• [MATERIAL TO PROCESS]:
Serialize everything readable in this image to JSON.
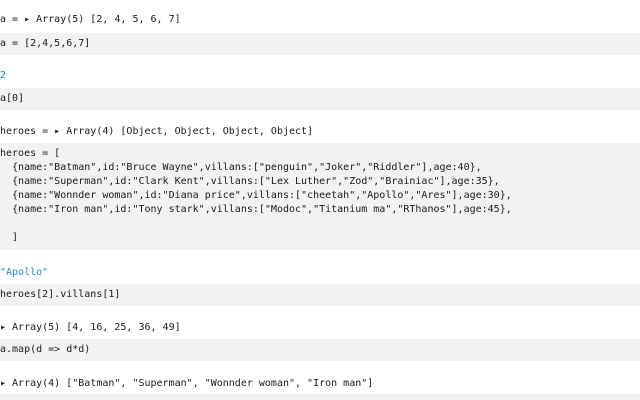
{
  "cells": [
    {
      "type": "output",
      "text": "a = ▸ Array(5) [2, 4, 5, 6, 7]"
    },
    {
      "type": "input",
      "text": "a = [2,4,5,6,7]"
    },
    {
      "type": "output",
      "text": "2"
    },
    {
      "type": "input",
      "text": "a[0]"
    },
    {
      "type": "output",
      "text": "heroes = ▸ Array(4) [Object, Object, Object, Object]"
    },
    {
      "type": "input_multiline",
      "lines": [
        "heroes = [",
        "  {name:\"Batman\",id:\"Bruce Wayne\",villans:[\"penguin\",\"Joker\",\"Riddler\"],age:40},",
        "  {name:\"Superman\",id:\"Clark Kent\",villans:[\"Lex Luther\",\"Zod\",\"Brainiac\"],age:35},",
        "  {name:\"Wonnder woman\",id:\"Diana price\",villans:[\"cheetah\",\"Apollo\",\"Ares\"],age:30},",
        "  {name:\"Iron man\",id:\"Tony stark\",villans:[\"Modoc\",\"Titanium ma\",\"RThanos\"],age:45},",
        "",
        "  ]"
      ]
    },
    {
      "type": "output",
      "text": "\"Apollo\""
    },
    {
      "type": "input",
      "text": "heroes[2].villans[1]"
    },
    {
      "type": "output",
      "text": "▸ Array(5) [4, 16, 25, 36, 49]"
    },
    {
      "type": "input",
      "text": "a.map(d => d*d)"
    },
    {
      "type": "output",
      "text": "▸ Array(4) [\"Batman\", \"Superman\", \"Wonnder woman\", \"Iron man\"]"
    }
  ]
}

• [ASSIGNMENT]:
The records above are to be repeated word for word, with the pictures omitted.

• [ANSWER TO THE EXERCISE]:
Serialize everything readable in this image to JSON.
{
  "cells": [
    {
      "type": "output",
      "text": "a = ▸ Array(5) [2, 4, 5, 6, 7]"
    },
    {
      "type": "input",
      "text": "a = [2,4,5,6,7]"
    },
    {
      "type": "output",
      "text": "2"
    },
    {
      "type": "input",
      "text": "a[0]"
    },
    {
      "type": "output",
      "text": "heroes = ▸ Array(4) [Object, Object, Object, Object]"
    },
    {
      "type": "input_multiline",
      "lines": [
        "heroes = [",
        "  {name:\"Batman\",id:\"Bruce Wayne\",villans:[\"penguin\",\"Joker\",\"Riddler\"],age:40},",
        "  {name:\"Superman\",id:\"Clark Kent\",villans:[\"Lex Luther\",\"Zod\",\"Brainiac\"],age:35},",
        "  {name:\"Wonnder woman\",id:\"Diana price\",villans:[\"cheetah\",\"Apollo\",\"Ares\"],age:30},",
        "  {name:\"Iron man\",id:\"Tony stark\",villans:[\"Modoc\",\"Titanium ma\",\"RThanos\"],age:45},",
        "",
        "  ]"
      ]
    },
    {
      "type": "output",
      "text": "\"Apollo\""
    },
    {
      "type": "input",
      "text": "heroes[2].villans[1]"
    },
    {
      "type": "output",
      "text": "▸ Array(5) [4, 16, 25, 36, 49]"
    },
    {
      "type": "input",
      "text": "a.map(d => d*d)"
    },
    {
      "type": "output",
      "text": "▸ Array(4) [\"Batman\", \"Superman\", \"Wonnder woman\", \"Iron man\"]"
    }
  ]
}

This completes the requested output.